The Nuts and Bolts of OSHA’s National Emphasis Program (NEP)

On March 12, 2021, OSHA’s COVID-19 National Emphasis Program (NEP) went into effect. This new program permits employees to report COVID-related complaints to OSHA, potentially triggering compliance inspections.  

Additionally, as of March 26, OSHA began targeting programmed inspections in industries that pose the greatest risk of exposure to workers. If an employer does business in a state with its own State Plan, that state has until May 12 to accept or reject adaptation of OSHA’s NEP.

Targeted Industries and Employee Protection

The NEP states in Appendix A and B that the program’s priorities are in industries and establishments where workers may be subject to increased potential exposure to COVID-19.  

The program also ensures employers in these industries are not subjecting employees to retaliation upon reporting and provides anti-retaliation information through OSHA’s Whistleblower Protection Program during inspections.

Inspections and Guidelines

There are three types of inspections deployed as a part of the NEP, these include:

      *Employers participating in cooperative programs may be exempt from programmed inspections.

OSHA encourages employers to implement a COVID-19 Prevention Program. While this program may overlap with other relevant programs (i.e., PPE, Respiratory Protection), it should address the following specific elements:

Additionally, there are some basic considerations to address as well:

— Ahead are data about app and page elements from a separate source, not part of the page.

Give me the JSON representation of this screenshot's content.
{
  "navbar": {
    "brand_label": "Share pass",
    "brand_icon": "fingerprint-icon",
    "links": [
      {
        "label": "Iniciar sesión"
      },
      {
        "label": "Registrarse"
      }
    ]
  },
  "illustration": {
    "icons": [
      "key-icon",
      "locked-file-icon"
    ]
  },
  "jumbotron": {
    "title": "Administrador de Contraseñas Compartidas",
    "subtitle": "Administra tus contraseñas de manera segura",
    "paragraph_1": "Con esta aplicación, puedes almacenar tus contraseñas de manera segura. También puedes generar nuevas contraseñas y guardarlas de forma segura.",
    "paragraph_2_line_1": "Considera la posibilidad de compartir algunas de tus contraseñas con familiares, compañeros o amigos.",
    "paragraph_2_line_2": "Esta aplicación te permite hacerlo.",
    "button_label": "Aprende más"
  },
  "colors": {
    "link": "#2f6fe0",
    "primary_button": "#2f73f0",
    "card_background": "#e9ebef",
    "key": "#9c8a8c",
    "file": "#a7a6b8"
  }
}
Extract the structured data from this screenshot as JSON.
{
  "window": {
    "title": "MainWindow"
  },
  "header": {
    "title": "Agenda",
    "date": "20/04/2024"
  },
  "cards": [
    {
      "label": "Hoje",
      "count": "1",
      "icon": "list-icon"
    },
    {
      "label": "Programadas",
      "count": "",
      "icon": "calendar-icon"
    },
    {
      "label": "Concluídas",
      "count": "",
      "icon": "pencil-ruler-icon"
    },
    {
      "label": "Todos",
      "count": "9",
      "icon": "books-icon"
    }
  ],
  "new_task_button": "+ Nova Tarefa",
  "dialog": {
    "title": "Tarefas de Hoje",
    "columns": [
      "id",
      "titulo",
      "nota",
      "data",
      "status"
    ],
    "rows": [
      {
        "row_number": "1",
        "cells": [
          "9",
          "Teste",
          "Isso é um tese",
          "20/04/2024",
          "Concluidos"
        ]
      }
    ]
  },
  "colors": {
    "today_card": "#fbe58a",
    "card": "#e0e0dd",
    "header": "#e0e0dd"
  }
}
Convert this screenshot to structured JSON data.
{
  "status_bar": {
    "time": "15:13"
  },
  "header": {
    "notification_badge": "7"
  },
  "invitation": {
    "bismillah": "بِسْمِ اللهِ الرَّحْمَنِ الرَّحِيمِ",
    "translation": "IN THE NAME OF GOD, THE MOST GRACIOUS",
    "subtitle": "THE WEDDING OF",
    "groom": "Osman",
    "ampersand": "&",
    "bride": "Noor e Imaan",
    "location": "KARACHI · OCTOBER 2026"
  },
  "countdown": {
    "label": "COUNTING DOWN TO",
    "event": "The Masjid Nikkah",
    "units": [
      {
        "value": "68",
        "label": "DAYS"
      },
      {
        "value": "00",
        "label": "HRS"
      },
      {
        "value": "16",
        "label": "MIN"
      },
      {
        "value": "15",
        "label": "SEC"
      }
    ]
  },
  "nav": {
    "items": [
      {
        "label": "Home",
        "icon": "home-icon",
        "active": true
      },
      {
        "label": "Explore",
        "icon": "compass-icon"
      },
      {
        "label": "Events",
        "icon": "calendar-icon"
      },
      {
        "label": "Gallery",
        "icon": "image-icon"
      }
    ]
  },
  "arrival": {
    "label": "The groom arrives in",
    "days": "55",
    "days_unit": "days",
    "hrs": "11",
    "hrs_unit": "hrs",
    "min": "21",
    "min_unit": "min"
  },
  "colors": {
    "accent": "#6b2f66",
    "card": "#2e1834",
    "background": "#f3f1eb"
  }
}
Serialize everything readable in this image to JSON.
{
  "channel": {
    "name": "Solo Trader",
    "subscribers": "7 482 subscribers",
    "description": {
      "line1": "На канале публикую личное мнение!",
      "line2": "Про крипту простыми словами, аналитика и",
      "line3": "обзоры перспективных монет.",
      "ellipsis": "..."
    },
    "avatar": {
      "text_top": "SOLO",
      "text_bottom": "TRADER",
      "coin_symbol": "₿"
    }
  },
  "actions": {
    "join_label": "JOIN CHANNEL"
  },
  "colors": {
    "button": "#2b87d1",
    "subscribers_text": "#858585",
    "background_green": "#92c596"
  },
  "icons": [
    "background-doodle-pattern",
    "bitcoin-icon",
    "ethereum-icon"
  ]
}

Talk to a trusted RCM&D advisor today with any questions on OSHA’s new National Emphasis Program.